** Entries provided follows **

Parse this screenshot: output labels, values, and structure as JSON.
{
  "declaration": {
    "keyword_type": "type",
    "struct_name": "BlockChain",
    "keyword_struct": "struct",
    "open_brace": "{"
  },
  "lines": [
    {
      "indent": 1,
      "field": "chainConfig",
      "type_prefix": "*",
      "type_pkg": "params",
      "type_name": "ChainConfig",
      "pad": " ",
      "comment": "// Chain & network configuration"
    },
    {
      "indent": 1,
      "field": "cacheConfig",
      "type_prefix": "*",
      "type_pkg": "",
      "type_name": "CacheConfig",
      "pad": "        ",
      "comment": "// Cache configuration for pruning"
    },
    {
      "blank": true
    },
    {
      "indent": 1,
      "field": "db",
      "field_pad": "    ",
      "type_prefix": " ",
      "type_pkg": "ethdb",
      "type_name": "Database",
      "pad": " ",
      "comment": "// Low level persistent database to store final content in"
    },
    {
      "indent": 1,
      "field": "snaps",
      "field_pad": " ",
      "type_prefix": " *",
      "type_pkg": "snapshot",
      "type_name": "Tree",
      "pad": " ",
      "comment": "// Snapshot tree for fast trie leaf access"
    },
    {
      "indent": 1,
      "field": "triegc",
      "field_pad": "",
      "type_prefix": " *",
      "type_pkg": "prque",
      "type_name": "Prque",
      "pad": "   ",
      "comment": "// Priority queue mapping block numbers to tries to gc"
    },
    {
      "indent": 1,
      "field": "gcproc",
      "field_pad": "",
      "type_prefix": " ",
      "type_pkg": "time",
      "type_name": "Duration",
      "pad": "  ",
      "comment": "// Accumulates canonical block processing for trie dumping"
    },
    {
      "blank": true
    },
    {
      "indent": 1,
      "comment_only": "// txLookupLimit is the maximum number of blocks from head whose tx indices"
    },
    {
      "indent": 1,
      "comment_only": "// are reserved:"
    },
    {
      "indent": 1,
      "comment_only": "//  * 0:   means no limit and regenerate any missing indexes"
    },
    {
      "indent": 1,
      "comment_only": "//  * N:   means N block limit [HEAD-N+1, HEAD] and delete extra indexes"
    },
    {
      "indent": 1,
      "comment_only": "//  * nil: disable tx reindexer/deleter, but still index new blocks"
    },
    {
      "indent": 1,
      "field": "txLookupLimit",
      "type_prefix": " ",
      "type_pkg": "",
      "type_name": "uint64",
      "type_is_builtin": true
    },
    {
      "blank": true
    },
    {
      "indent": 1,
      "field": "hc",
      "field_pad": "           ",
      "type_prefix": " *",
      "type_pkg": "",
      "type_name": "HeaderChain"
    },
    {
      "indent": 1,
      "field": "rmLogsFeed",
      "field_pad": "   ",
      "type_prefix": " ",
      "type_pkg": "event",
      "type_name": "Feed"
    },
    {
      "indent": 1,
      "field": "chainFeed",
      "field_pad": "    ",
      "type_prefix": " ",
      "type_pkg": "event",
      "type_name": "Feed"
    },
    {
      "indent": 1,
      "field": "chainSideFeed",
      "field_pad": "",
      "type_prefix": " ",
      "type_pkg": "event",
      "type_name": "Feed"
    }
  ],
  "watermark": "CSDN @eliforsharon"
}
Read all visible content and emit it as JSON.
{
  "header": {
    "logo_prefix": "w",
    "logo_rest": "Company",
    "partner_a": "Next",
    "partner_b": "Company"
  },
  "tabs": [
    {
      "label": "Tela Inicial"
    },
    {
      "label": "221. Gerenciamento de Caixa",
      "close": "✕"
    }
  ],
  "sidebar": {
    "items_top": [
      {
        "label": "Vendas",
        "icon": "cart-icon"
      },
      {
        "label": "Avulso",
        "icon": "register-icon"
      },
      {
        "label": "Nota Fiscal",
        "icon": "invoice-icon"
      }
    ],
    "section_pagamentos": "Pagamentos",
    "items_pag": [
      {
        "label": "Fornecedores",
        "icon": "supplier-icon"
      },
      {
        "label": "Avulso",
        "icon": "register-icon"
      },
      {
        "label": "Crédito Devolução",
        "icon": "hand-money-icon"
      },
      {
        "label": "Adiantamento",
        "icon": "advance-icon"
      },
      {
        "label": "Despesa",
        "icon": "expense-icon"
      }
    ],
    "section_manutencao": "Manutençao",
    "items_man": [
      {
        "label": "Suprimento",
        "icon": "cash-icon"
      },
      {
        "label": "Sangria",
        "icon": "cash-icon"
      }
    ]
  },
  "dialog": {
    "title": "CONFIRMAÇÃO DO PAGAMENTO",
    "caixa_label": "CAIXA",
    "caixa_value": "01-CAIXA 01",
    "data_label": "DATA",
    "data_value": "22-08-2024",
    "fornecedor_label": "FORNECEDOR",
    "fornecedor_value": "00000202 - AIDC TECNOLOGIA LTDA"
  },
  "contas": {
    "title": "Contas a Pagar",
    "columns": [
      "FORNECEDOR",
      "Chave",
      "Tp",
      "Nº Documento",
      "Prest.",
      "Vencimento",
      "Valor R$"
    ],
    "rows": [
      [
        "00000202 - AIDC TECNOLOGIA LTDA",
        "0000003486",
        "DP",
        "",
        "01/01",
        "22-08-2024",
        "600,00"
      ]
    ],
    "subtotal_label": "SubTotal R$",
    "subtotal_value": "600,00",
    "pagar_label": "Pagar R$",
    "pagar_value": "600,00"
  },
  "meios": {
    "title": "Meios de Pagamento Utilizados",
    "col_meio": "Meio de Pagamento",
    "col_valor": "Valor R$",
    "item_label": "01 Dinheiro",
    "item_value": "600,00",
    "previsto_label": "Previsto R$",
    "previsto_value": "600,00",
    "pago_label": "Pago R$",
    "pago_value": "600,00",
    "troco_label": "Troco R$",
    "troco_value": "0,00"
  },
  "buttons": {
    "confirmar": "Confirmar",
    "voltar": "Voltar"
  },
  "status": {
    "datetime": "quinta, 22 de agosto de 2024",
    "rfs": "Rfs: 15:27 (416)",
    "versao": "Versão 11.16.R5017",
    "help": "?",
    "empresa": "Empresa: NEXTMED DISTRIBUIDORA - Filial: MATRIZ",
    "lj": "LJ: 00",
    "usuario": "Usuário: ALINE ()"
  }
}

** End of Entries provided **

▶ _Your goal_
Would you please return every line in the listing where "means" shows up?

▶ _Final answer_
      "comment_only": "//  * 0:   means no limit and regenerate any missing indexes"
      "comment_only": "//  * N:   means N block limit [HEAD-N+1, HEAD] and delete extra indexes"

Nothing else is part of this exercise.